* [Material for the task]:
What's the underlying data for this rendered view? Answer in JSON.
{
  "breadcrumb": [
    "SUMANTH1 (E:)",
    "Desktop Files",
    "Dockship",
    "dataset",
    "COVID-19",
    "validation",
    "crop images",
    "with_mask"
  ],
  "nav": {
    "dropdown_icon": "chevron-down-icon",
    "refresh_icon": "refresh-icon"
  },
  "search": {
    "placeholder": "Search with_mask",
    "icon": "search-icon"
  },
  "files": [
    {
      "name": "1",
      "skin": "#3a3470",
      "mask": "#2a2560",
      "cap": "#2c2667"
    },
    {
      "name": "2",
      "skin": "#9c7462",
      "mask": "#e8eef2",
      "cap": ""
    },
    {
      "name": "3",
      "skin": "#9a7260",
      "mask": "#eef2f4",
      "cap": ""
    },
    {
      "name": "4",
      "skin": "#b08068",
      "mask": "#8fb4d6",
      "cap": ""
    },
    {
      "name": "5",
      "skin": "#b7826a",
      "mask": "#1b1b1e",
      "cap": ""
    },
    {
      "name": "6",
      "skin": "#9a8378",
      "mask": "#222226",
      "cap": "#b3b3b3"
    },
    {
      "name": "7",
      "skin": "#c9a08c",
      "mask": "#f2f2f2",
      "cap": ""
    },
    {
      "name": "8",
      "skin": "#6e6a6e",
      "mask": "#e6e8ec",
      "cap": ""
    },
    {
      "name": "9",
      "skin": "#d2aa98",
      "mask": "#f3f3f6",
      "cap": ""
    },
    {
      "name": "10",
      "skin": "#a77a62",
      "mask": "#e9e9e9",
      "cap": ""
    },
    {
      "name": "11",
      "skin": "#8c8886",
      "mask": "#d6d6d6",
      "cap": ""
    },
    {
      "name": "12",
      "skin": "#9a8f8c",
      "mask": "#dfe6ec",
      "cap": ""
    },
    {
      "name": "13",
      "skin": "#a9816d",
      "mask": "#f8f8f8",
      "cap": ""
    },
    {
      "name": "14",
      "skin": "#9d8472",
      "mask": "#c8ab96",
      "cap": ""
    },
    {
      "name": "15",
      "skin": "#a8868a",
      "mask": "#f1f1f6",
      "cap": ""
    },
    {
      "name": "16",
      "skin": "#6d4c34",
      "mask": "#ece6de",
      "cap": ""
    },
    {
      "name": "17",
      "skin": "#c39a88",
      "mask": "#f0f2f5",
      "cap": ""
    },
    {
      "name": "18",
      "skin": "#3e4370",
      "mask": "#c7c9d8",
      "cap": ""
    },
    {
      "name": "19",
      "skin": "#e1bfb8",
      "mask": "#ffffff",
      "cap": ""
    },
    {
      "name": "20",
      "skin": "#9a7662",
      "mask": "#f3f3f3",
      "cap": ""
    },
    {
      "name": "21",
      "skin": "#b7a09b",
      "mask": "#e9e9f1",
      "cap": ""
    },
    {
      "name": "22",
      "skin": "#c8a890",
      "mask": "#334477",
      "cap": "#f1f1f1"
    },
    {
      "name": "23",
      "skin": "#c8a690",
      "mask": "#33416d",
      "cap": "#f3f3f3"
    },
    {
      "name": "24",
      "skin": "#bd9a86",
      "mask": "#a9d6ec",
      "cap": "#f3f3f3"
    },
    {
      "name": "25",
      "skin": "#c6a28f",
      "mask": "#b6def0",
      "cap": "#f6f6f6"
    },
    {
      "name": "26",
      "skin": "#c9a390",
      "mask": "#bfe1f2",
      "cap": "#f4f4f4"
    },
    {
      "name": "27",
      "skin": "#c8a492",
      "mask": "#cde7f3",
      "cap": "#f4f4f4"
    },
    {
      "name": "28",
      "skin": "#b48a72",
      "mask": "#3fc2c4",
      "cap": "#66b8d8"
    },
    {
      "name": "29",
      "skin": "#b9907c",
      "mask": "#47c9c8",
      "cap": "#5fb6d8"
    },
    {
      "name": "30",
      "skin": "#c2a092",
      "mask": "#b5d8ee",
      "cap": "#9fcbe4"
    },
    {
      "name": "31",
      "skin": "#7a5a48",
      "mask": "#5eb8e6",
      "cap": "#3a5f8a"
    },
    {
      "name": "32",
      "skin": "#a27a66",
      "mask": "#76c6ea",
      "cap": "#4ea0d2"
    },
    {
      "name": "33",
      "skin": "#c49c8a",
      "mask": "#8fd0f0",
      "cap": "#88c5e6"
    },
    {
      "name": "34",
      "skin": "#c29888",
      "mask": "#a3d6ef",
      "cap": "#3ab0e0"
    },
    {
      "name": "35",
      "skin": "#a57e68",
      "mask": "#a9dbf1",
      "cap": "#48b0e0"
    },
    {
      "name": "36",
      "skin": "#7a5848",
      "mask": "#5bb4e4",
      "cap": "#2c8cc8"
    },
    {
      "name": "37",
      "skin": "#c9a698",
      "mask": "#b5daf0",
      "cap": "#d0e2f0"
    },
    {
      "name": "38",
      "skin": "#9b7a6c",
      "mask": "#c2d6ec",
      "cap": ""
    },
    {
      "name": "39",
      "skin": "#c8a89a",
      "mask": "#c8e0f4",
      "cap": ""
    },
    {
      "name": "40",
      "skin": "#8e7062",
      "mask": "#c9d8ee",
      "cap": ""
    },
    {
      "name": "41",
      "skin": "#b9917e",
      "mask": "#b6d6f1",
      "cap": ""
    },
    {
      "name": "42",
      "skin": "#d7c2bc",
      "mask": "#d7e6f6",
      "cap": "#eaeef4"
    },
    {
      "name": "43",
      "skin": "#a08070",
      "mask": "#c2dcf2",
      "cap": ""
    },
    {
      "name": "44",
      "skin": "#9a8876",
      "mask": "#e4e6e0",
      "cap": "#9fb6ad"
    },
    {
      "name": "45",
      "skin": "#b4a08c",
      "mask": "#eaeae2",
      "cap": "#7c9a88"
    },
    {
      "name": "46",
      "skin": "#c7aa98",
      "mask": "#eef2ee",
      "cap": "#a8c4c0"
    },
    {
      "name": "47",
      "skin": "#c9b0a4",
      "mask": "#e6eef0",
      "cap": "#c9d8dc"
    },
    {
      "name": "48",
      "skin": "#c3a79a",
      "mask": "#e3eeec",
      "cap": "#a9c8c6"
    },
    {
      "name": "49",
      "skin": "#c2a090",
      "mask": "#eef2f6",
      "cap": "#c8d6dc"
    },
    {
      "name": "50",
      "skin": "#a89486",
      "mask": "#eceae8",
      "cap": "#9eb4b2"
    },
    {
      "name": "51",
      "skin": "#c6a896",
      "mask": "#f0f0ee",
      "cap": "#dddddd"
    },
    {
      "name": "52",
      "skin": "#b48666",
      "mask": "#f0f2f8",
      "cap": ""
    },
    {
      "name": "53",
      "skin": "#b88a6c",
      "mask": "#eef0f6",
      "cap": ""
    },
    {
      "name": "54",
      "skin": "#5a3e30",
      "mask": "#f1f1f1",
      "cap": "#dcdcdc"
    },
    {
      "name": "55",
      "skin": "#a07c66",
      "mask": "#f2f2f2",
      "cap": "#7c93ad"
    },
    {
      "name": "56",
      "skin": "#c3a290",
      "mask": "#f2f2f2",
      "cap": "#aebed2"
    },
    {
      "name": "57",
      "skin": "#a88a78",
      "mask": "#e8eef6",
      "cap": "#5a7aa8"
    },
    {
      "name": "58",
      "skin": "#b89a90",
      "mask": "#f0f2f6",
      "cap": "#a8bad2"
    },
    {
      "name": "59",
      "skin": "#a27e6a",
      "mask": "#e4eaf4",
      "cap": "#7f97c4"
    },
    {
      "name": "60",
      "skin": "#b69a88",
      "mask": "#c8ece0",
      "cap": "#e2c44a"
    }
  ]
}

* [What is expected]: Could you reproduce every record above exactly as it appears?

* [Written response]:
What's the underlying data for this rendered view? Answer in JSON.
{
  "breadcrumb": [
    "SUMANTH1 (E:)",
    "Desktop Files",
    "Dockship",
    "dataset",
    "COVID-19",
    "validation",
    "crop images",
    "with_mask"
  ],
  "nav": {
    "dropdown_icon": "chevron-down-icon",
    "refresh_icon": "refresh-icon"
  },
  "search": {
    "placeholder": "Search with_mask",
    "icon": "search-icon"
  },
  "files": [
    {
      "name": "1",
      "skin": "#3a3470",
      "mask": "#2a2560",
      "cap": "#2c2667"
    },
    {
      "name": "2",
      "skin": "#9c7462",
      "mask": "#e8eef2",
      "cap": ""
    },
    {
      "name": "3",
      "skin": "#9a7260",
      "mask": "#eef2f4",
      "cap": ""
    },
    {
      "name": "4",
      "skin": "#b08068",
      "mask": "#8fb4d6",
      "cap": ""
    },
    {
      "name": "5",
      "skin": "#b7826a",
      "mask": "#1b1b1e",
      "cap": ""
    },
    {
      "name": "6",
      "skin": "#9a8378",
      "mask": "#222226",
      "cap": "#b3b3b3"
    },
    {
      "name": "7",
      "skin": "#c9a08c",
      "mask": "#f2f2f2",
      "cap": ""
    },
    {
      "name": "8",
      "skin": "#6e6a6e",
      "mask": "#e6e8ec",
      "cap": ""
    },
    {
      "name": "9",
      "skin": "#d2aa98",
      "mask": "#f3f3f6",
      "cap": ""
    },
    {
      "name": "10",
      "skin": "#a77a62",
      "mask": "#e9e9e9",
      "cap": ""
    },
    {
      "name": "11",
      "skin": "#8c8886",
      "mask": "#d6d6d6",
      "cap": ""
    },
    {
      "name": "12",
      "skin": "#9a8f8c",
      "mask": "#dfe6ec",
      "cap": ""
    },
    {
      "name": "13",
      "skin": "#a9816d",
      "mask": "#f8f8f8",
      "cap": ""
    },
    {
      "name": "14",
      "skin": "#9d8472",
      "mask": "#c8ab96",
      "cap": ""
    },
    {
      "name": "15",
      "skin": "#a8868a",
      "mask": "#f1f1f6",
      "cap": ""
    },
    {
      "name": "16",
      "skin": "#6d4c34",
      "mask": "#ece6de",
      "cap": ""
    },
    {
      "name": "17",
      "skin": "#c39a88",
      "mask": "#f0f2f5",
      "cap": ""
    },
    {
      "name": "18",
      "skin": "#3e4370",
      "mask": "#c7c9d8",
      "cap": ""
    },
    {
      "name": "19",
      "skin": "#e1bfb8",
      "mask": "#ffffff",
      "cap": ""
    },
    {
      "name": "20",
      "skin": "#9a7662",
      "mask": "#f3f3f3",
      "cap": ""
    },
    {
      "name": "21",
      "skin": "#b7a09b",
      "mask": "#e9e9f1",
      "cap": ""
    },
    {
      "name": "22",
      "skin": "#c8a890",
      "mask": "#334477",
      "cap": "#f1f1f1"
    },
    {
      "name": "23",
      "skin": "#c8a690",
      "mask": "#33416d",
      "cap": "#f3f3f3"
    },
    {
      "name": "24",
      "skin": "#bd9a86",
      "mask": "#a9d6ec",
      "cap": "#f3f3f3"
    },
    {
      "name": "25",
      "skin": "#c6a28f",
      "mask": "#b6def0",
      "cap": "#f6f6f6"
    },
    {
      "name": "26",
      "skin": "#c9a390",
      "mask": "#bfe1f2",
      "cap": "#f4f4f4"
    },
    {
      "name": "27",
      "skin": "#c8a492",
      "mask": "#cde7f3",
      "cap": "#f4f4f4"
    },
    {
      "name": "28",
      "skin": "#b48a72",
      "mask": "#3fc2c4",
      "cap": "#66b8d8"
    },
    {
      "name": "29",
      "skin": "#b9907c",
      "mask": "#47c9c8",
      "cap": "#5fb6d8"
    },
    {
      "name": "30",
      "skin": "#c2a092",
      "mask": "#b5d8ee",
      "cap": "#9fcbe4"
    },
    {
      "name": "31",
      "skin": "#7a5a48",
      "mask": "#5eb8e6",
      "cap": "#3a5f8a"
    },
    {
      "name": "32",
      "skin": "#a27a66",
      "mask": "#76c6ea",
      "cap": "#4ea0d2"
    },
    {
      "name": "33",
      "skin": "#c49c8a",
      "mask": "#8fd0f0",
      "cap": "#88c5e6"
    },
    {
      "name": "34",
      "skin": "#c29888",
      "mask": "#a3d6ef",
      "cap": "#3ab0e0"
    },
    {
      "name": "35",
      "skin": "#a57e68",
      "mask": "#a9dbf1",
      "cap": "#48b0e0"
    },
    {
      "name": "36",
      "skin": "#7a5848",
      "mask": "#5bb4e4",
      "cap": "#2c8cc8"
    },
    {
      "name": "37",
      "skin": "#c9a698",
      "mask": "#b5daf0",
      "cap": "#d0e2f0"
    },
    {
      "name": "38",
      "skin": "#9b7a6c",
      "mask": "#c2d6ec",
      "cap": ""
    },
    {
      "name": "39",
      "skin": "#c8a89a",
      "mask": "#c8e0f4",
      "cap": ""
    },
    {
      "name": "40",
      "skin": "#8e7062",
      "mask": "#c9d8ee",
      "cap": ""
    },
    {
      "name": "41",
      "skin": "#b9917e",
      "mask": "#b6d6f1",
      "cap": ""
    },
    {
      "name": "42",
      "skin": "#d7c2bc",
      "mask": "#d7e6f6",
      "cap": "#eaeef4"
    },
    {
      "name": "43",
      "skin": "#a08070",
      "mask": "#c2dcf2",
      "cap": ""
    },
    {
      "name": "44",
      "skin": "#9a8876",
      "mask": "#e4e6e0",
      "cap": "#9fb6ad"
    },
    {
      "name": "45",
      "skin": "#b4a08c",
      "mask": "#eaeae2",
      "cap": "#7c9a88"
    },
    {
      "name": "46",
      "skin": "#c7aa98",
      "mask": "#eef2ee",
      "cap": "#a8c4c0"
    },
    {
      "name": "47",
      "skin": "#c9b0a4",
      "mask": "#e6eef0",
      "cap": "#c9d8dc"
    },
    {
      "name": "48",
      "skin": "#c3a79a",
      "mask": "#e3eeec",
      "cap": "#a9c8c6"
    },
    {
      "name": "49",
      "skin": "#c2a090",
      "mask": "#eef2f6",
      "cap": "#c8d6dc"
    },
    {
      "name": "50",
      "skin": "#a89486",
      "mask": "#eceae8",
      "cap": "#9eb4b2"
    },
    {
      "name": "51",
      "skin": "#c6a896",
      "mask": "#f0f0ee",
      "cap": "#dddddd"
    },
    {
      "name": "52",
      "skin": "#b48666",
      "mask": "#f0f2f8",
      "cap": ""
    },
    {
      "name": "53",
      "skin": "#b88a6c",
      "mask": "#eef0f6",
      "cap": ""
    },
    {
      "name": "54",
      "skin": "#5a3e30",
      "mask": "#f1f1f1",
      "cap": "#dcdcdc"
    },
    {
      "name": "55",
      "skin": "#a07c66",
      "mask": "#f2f2f2",
      "cap": "#7c93ad"
    },
    {
      "name": "56",
      "skin": "#c3a290",
      "mask": "#f2f2f2",
      "cap": "#aebed2"
    },
    {
      "name": "57",
      "skin": "#a88a78",
      "mask": "#e8eef6",
      "cap": "#5a7aa8"
    },
    {
      "name": "58",
      "skin": "#b89a90",
      "mask": "#f0f2f6",
      "cap": "#a8bad2"
    },
    {
      "name": "59",
      "skin": "#a27e6a",
      "mask": "#e4eaf4",
      "cap": "#7f97c4"
    },
    {
      "name": "60",
      "skin": "#b69a88",
      "mask": "#c8ece0",
      "cap": "#e2c44a"
    }
  ]
}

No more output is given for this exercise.